Asian markets are quiet. Stocks are modestly lower, commodity currencies such as the Aussie and Kiwi dollars are under pressure while the Japanese yen remains bid.
It’s a rare risk-off day in Asia, at least compared to recent weeks.
Like clockwork, government bond yields across the board are sliding yet again, aided by the caution being expressed across the region.
After popping back above the 2% level earlier this week, benchmark Australian 10-year government bond yields are also sliding lower, falling from a session high of 1.928% to as low as 1.879%. It currently trades at 1.885%.
While heightened expectations that the Reserve Bank of Australia (RBA) will cut rates on August 2 have no doubt contributed the recent decline, Martin Whetton, an interest rate strategist at ANZ, believes the decline today in line with strength in US treasuries.
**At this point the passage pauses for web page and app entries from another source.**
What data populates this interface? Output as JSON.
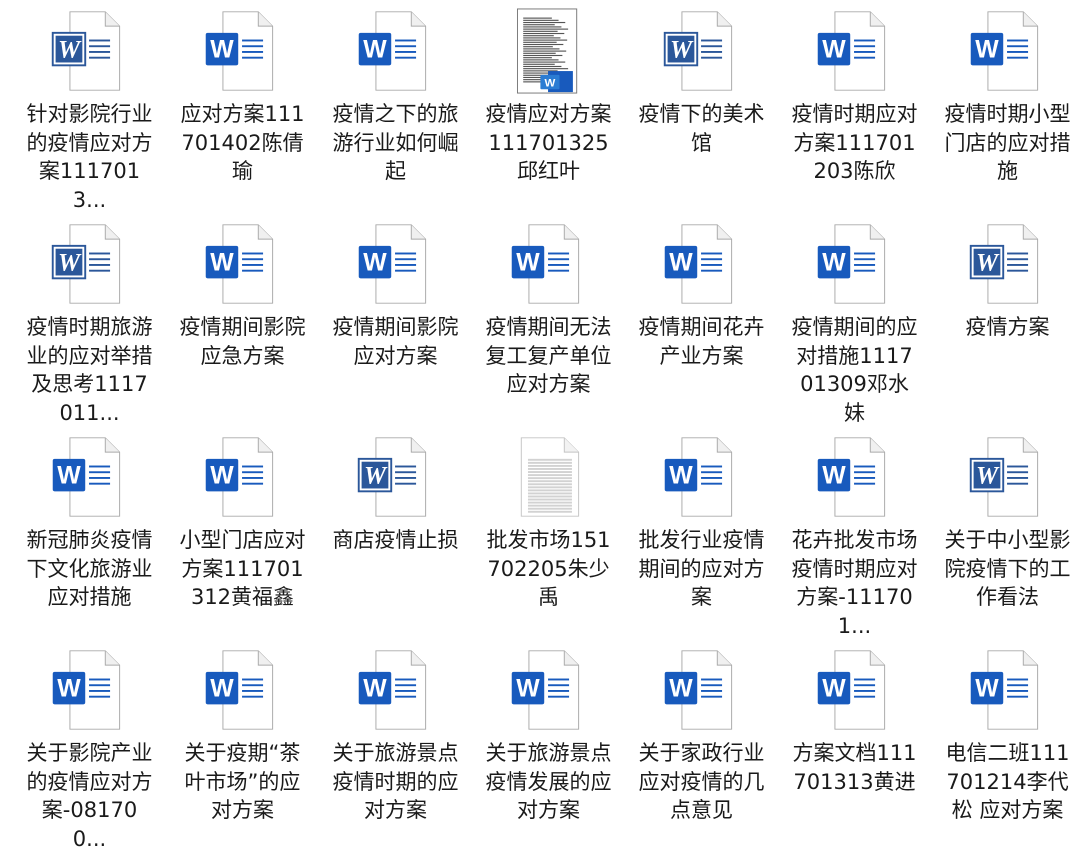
{
  "colors": {
    "word_blue": "#185abd",
    "word_blue_classic": "#2b579a",
    "label_text": "#1a1a1a",
    "background": "#ffffff"
  },
  "files": [
    {
      "name": "针对影院行业的疫情应对方案1117013...",
      "icon": "word-classic-icon"
    },
    {
      "name": "应对方案111701402陈倩瑜",
      "icon": "word-icon"
    },
    {
      "name": "疫情之下的旅游行业如何崛起",
      "icon": "word-icon"
    },
    {
      "name": "疫情应对方案111701325 邱红叶",
      "icon": "word-thumbnail-icon"
    },
    {
      "name": "疫情下的美术馆",
      "icon": "word-classic-icon"
    },
    {
      "name": "疫情时期应对方案111701203陈欣",
      "icon": "word-icon"
    },
    {
      "name": "疫情时期小型门店的应对措施",
      "icon": "word-icon"
    },
    {
      "name": "疫情时期旅游业的应对举措及思考1117011...",
      "icon": "word-classic-icon"
    },
    {
      "name": "疫情期间影院应急方案",
      "icon": "word-icon"
    },
    {
      "name": "疫情期间影院应对方案",
      "icon": "word-icon"
    },
    {
      "name": "疫情期间无法复工复产单位应对方案",
      "icon": "word-icon"
    },
    {
      "name": "疫情期间花卉产业方案",
      "icon": "word-icon"
    },
    {
      "name": "疫情期间的应对措施111701309邓水妹",
      "icon": "word-icon"
    },
    {
      "name": "疫情方案",
      "icon": "word-classic-icon"
    },
    {
      "name": "新冠肺炎疫情下文化旅游业应对措施",
      "icon": "word-icon"
    },
    {
      "name": "小型门店应对方案111701312黄福鑫",
      "icon": "word-icon"
    },
    {
      "name": "商店疫情止损",
      "icon": "word-classic-icon"
    },
    {
      "name": "批发市场151702205朱少禹",
      "icon": "text-document-icon"
    },
    {
      "name": "批发行业疫情期间的应对方案",
      "icon": "word-icon"
    },
    {
      "name": "花卉批发市场疫情时期应对方案-111701...",
      "icon": "word-icon"
    },
    {
      "name": "关于中小型影院疫情下的工作看法",
      "icon": "word-classic-icon"
    },
    {
      "name": "关于影院产业的疫情应对方案-081700...",
      "icon": "word-icon"
    },
    {
      "name": "关于疫期“茶叶市场”的应对方案",
      "icon": "word-icon"
    },
    {
      "name": "关于旅游景点疫情时期的应对方案",
      "icon": "word-icon"
    },
    {
      "name": "关于旅游景点疫情发展的应对方案",
      "icon": "word-icon"
    },
    {
      "name": "关于家政行业应对疫情的几点意见",
      "icon": "word-icon"
    },
    {
      "name": "方案文档111701313黄进",
      "icon": "word-icon"
    },
    {
      "name": "电信二班111701214李代松 应对方案",
      "icon": "word-icon"
    }
  ]
}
“The Aussie market is being driven by the global bid for bonds today, with yields moving roughly in line with the US,” Whetton told Business Insider, noting that “swap spreads are widening over the day, suggesting cash bond buying is leading the move”.
Whetton said there was no single driver to explain the move, but added that the risk-off tone in stocks may be a contributing factor.
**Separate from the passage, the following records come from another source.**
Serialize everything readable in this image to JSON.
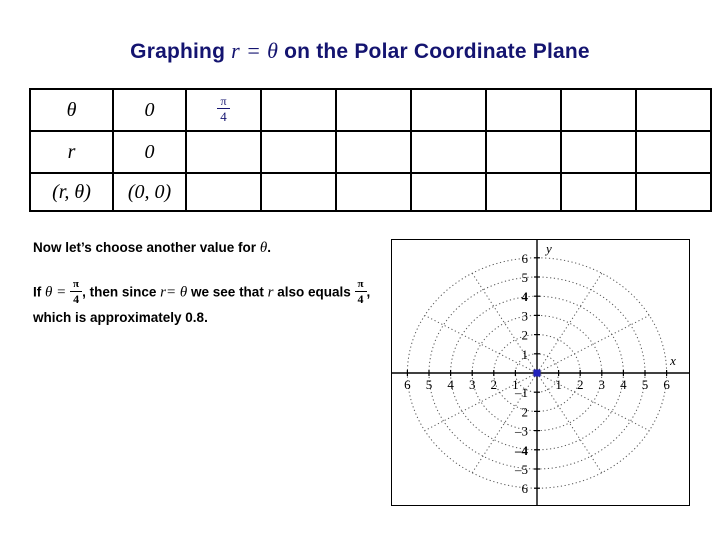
{
  "slide": {
    "title_prefix": "Graphing",
    "title_math_r": "r",
    "title_equals": "=",
    "title_math_theta": "θ",
    "title_suffix": "on the Polar Coordinate Plane",
    "title_color": "#141470"
  },
  "table": {
    "rows": [
      {
        "label": "θ",
        "cells": [
          "0",
          "π/4",
          "",
          "",
          "",
          "",
          "",
          ""
        ]
      },
      {
        "label": "r",
        "cells": [
          "0",
          "",
          "",
          "",
          "",
          "",
          "",
          ""
        ]
      },
      {
        "label": "(r, θ)",
        "cells": [
          "(0, 0)",
          "",
          "",
          "",
          "",
          "",
          "",
          ""
        ]
      }
    ],
    "theta_label": "θ",
    "r_label": "r",
    "pair_label_open": "(",
    "pair_label_r": "r",
    "pair_label_comma": ",",
    "pair_label_theta": "θ",
    "pair_label_close": ")",
    "zero_theta": "0",
    "zero_r": "0",
    "zero_pair": "(0, 0)",
    "fraction_pi": "π",
    "fraction_four": "4",
    "fraction_color": "#141470",
    "columns": 9
  },
  "body": {
    "line1_text": "Now let’s choose another value for",
    "line1_math": "θ",
    "line1_period": ".",
    "line2_if": "If",
    "line2_theta": "θ",
    "line2_equals": "=",
    "line2_frac_num": "π",
    "line2_frac_den": "4",
    "line2_comma": ",",
    "line2_then_since": "then since",
    "line2_r": "r",
    "line2_eq2": "=",
    "line2_theta2": "θ",
    "line2_we_see": "we see that",
    "line2_r2": "r",
    "line3_also_equals": "also equals",
    "line3_frac_num": "π",
    "line3_frac_den": "4",
    "line3_comma": ",",
    "line3_which_is": "which is approximately 0.8."
  },
  "chart_data": {
    "type": "scatter",
    "title": "",
    "subtitle": "polar coordinate grid",
    "grid": "polar",
    "xlabel": "x",
    "ylabel": "y",
    "xlim": [
      -6.6,
      6.6
    ],
    "ylim": [
      -6.6,
      6.6
    ],
    "x_ticks_negative": [
      "6",
      "5",
      "4",
      "3",
      "2",
      "1"
    ],
    "x_ticks_positive": [
      "1",
      "2",
      "3",
      "4",
      "5",
      "6"
    ],
    "y_ticks_positive": [
      "6",
      "5",
      "4",
      "3",
      "2",
      "1"
    ],
    "y_ticks_negative": [
      "–1",
      "2",
      "–3",
      "–4",
      "–5",
      "6"
    ],
    "polar_circle_radii": [
      1,
      2,
      3,
      4,
      5,
      6
    ],
    "polar_spoke_count": 12,
    "polar_spoke_step_degrees": 30,
    "grid_line_style": "dotted",
    "grid_color": "#555555",
    "axis_color": "#000000",
    "points": [
      {
        "label": "origin",
        "r": 0,
        "theta": 0,
        "x": 0,
        "y": 0,
        "color": "#2222bb",
        "marker": "square"
      }
    ]
  }
}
Australian interest rate traders, as is the case with broader markets, are now awaiting the release of Australian Q2 CPI on Wednesday next week, a report that will go some way to determining if the RBA will cut rates the following week.